Robert went over the broad strokes of how LA got back into the game, and there’s plenty of credit to go around. Lou Williams and Montrezl Harrell got LA’s offense back on track with an unending dose of pick-and-roll that the Warriors proved powerless to stop. Patrick Beverley goaded Kevin Durant into nine turnovers compared to eight field-goal attempts with his trademark brand of irritant defense, while Danilo Gallinari broke out of his offensive funk to drop 24 points. And rookies Shai Gilgeous-Alexander and Landry Shamet filled in the gaps on both ends of the floor before combining for one of the biggest shots in Clippers history.
Even though he wasn’t in the closing lineup and only played 15 minutes due to foul trouble, JaMychal Green was instrumental in helping LA come back against Golden State. Green scored 12 points, grabbed 7 rebounds, and acted as a spark plug at the moment the Clippers faced their largest deficit.

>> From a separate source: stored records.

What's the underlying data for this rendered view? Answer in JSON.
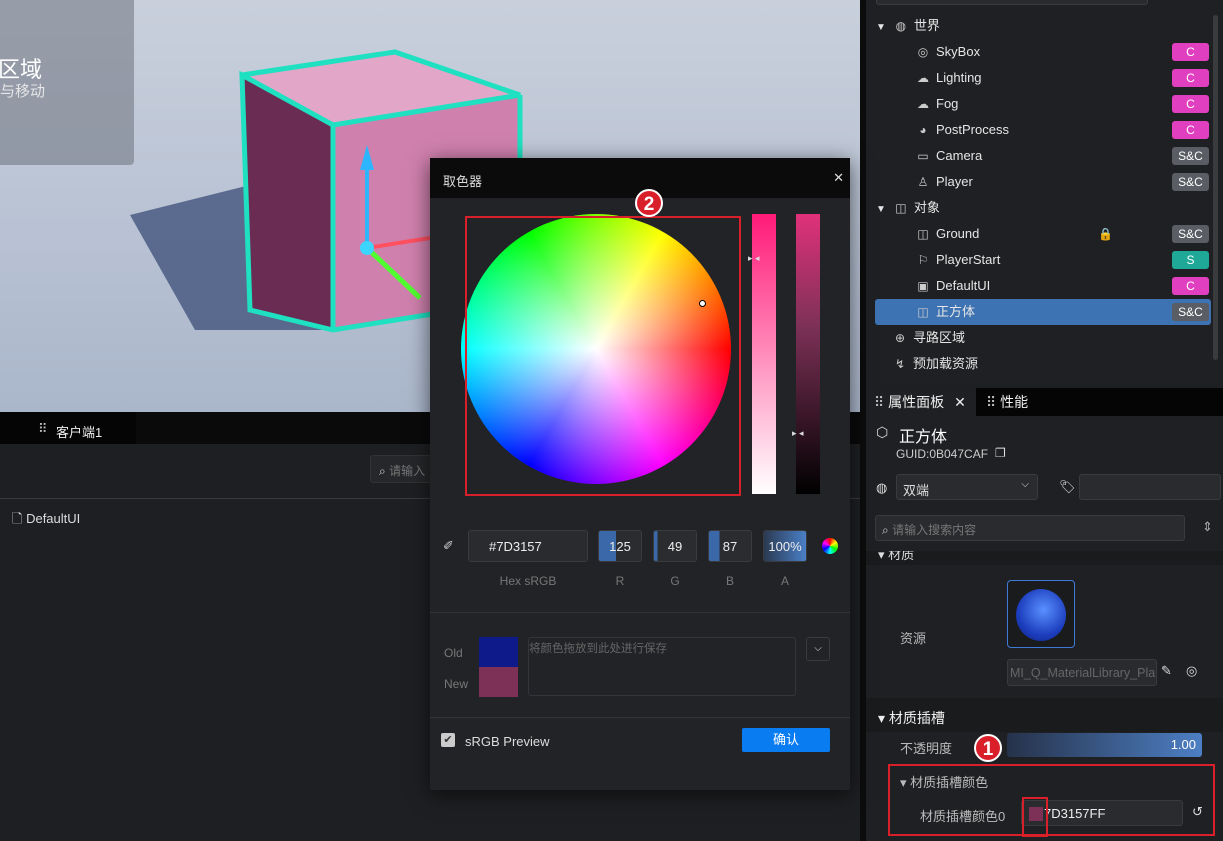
{
  "viewport": {
    "hint_title": "区域",
    "hint_sub": "与移动"
  },
  "bottom": {
    "tab": "客户端1",
    "search_placeholder": "请输入",
    "file": "DefaultUI"
  },
  "tree": {
    "items": [
      {
        "label": "世界",
        "icon": "globe-icon",
        "level": 0
      },
      {
        "label": "SkyBox",
        "icon": "skybox-icon",
        "level": 1,
        "badge": "C"
      },
      {
        "label": "Lighting",
        "icon": "cloud-icon",
        "level": 1,
        "badge": "C"
      },
      {
        "label": "Fog",
        "icon": "fog-icon",
        "level": 1,
        "badge": "C"
      },
      {
        "label": "PostProcess",
        "icon": "palette-icon",
        "level": 1,
        "badge": "C"
      },
      {
        "label": "Camera",
        "icon": "camera-icon",
        "level": 1,
        "badge": "S&C"
      },
      {
        "label": "Player",
        "icon": "player-icon",
        "level": 1,
        "badge": "S&C"
      },
      {
        "label": "对象",
        "icon": "cube-icon",
        "level": 0
      },
      {
        "label": "Ground",
        "icon": "cube-icon",
        "level": 1,
        "badge": "S&C",
        "locked": true
      },
      {
        "label": "PlayerStart",
        "icon": "flag-icon",
        "level": 1,
        "badge": "S"
      },
      {
        "label": "DefaultUI",
        "icon": "ui-icon",
        "level": 1,
        "badge": "C"
      },
      {
        "label": "正方体",
        "icon": "cube-icon",
        "level": 1,
        "badge": "S&C",
        "selected": true
      },
      {
        "label": "寻路区域",
        "icon": "navmesh-icon",
        "level": 0
      },
      {
        "label": "预加载资源",
        "icon": "preload-icon",
        "level": 0
      }
    ],
    "badge_colors": {
      "C": "#e040c0",
      "S&C": "#5a5d63",
      "S": "#1fa898"
    }
  },
  "props": {
    "tab1": "属性面板",
    "tab2": "性能",
    "name": "正方体",
    "guid": "GUID:0B047CAF",
    "net": "双端",
    "search_placeholder": "请输入搜索内容",
    "material_section": "材质",
    "resource_label": "资源",
    "resource_name": "MI_Q_MaterialLibrary_Pla",
    "slot_section": "材质插槽",
    "opacity_label": "不透明度",
    "opacity_value": "1.00",
    "color_group": "材质插槽颜色",
    "color_label": "材质插槽颜色0",
    "color_value": "7D3157FF"
  },
  "picker": {
    "title": "取色器",
    "hex": "#7D3157",
    "r": "125",
    "g": "49",
    "b": "87",
    "a": "100%",
    "hex_label": "Hex sRGB",
    "r_label": "R",
    "g_label": "G",
    "b_label": "B",
    "a_label": "A",
    "old_label": "Old",
    "new_label": "New",
    "old_color": "#0f1a8a",
    "new_color": "#7D3157",
    "save_placeholder": "将颜色拖放到此处进行保存",
    "srgb_preview": "sRGB Preview",
    "confirm": "确认"
  },
  "markers": {
    "m1": "1",
    "m2": "2"
  }
}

With LA down 31 points, Green made a running dunk to get the comeback started. He then stole the ball on the ensuing possession, aided by Beverley stone-walling Durant. Williams was blocked on the jumper on the break, but Green got the rebound and fed the ball back to Lou, trimming the lead to 27 and forcing a Warriors timeout.
Green added seven more points in the period, running a high screen-and-roll with Williams throughout, and left the court with the deficit at 20 points. He tried to spell Harrell in the fourth quarter, but only managed another 48 seconds before fouling out. But he was able to demonstrate his primary value in this series.
When Green came over from the Memphis Grizzlies with Garrett Temple at the trade deadline, he slotted in as the backup power forward. He had only played 45 possessions at center in Memphis, per Cleaning the Glass, and added 56 more possessions at the five in Los Angeles. The Clippers have been really good in that limited sample, outscoring their opponents by 14 points per 100 possessions, but with Ivica Zubac and Harrell in tow, there hasn’t been much reason to play Green extensively at center.
In this series, though, Zubac hasn’t yet found a rhythm. He has been out of sorts on defense, and his recurring hand injuries have limited his effectiveness on offense. Unfortunately, there isn’t much time for Zubac to work his way into form, which means LA needs to find other options at center, and that has entailed going slightly smaller than normal with Green at the five.
Green doesn’t have the same rolling ability as Zubac or Harrell, and he definitely doesn’t power through defenders the way Trez does. However, he adds a different element as a floor spacer. When he sets a high screen for Williams, or whoever the ball-handler is, he’s more likely to pop, and Green has shot 42 percent from 3-point range as a Clipper. He hit four jumpers Monday, and the threat of his shot clears up the paint for Williams and the other guards to drive to the bucket. It’s not a coincidence that Lou had 17 points in the third quarter playing primarily alongside Green.
The former Grizzly is also skilled enough to operate out of the paint from the dunker spot, as he did on a couple of occasions in the second half, and he brought some needed energy on the glass. He may not have the flash of some of his more-heralded teammates, but Green is the type of player LA didn’t have on its roster prior to the trade deadline, and one who the Clippers need to match up against the Warriors. Playing him at the five will help LA get its best lineups on the floor as it looks to turn a historical comeback into a series-changing performance.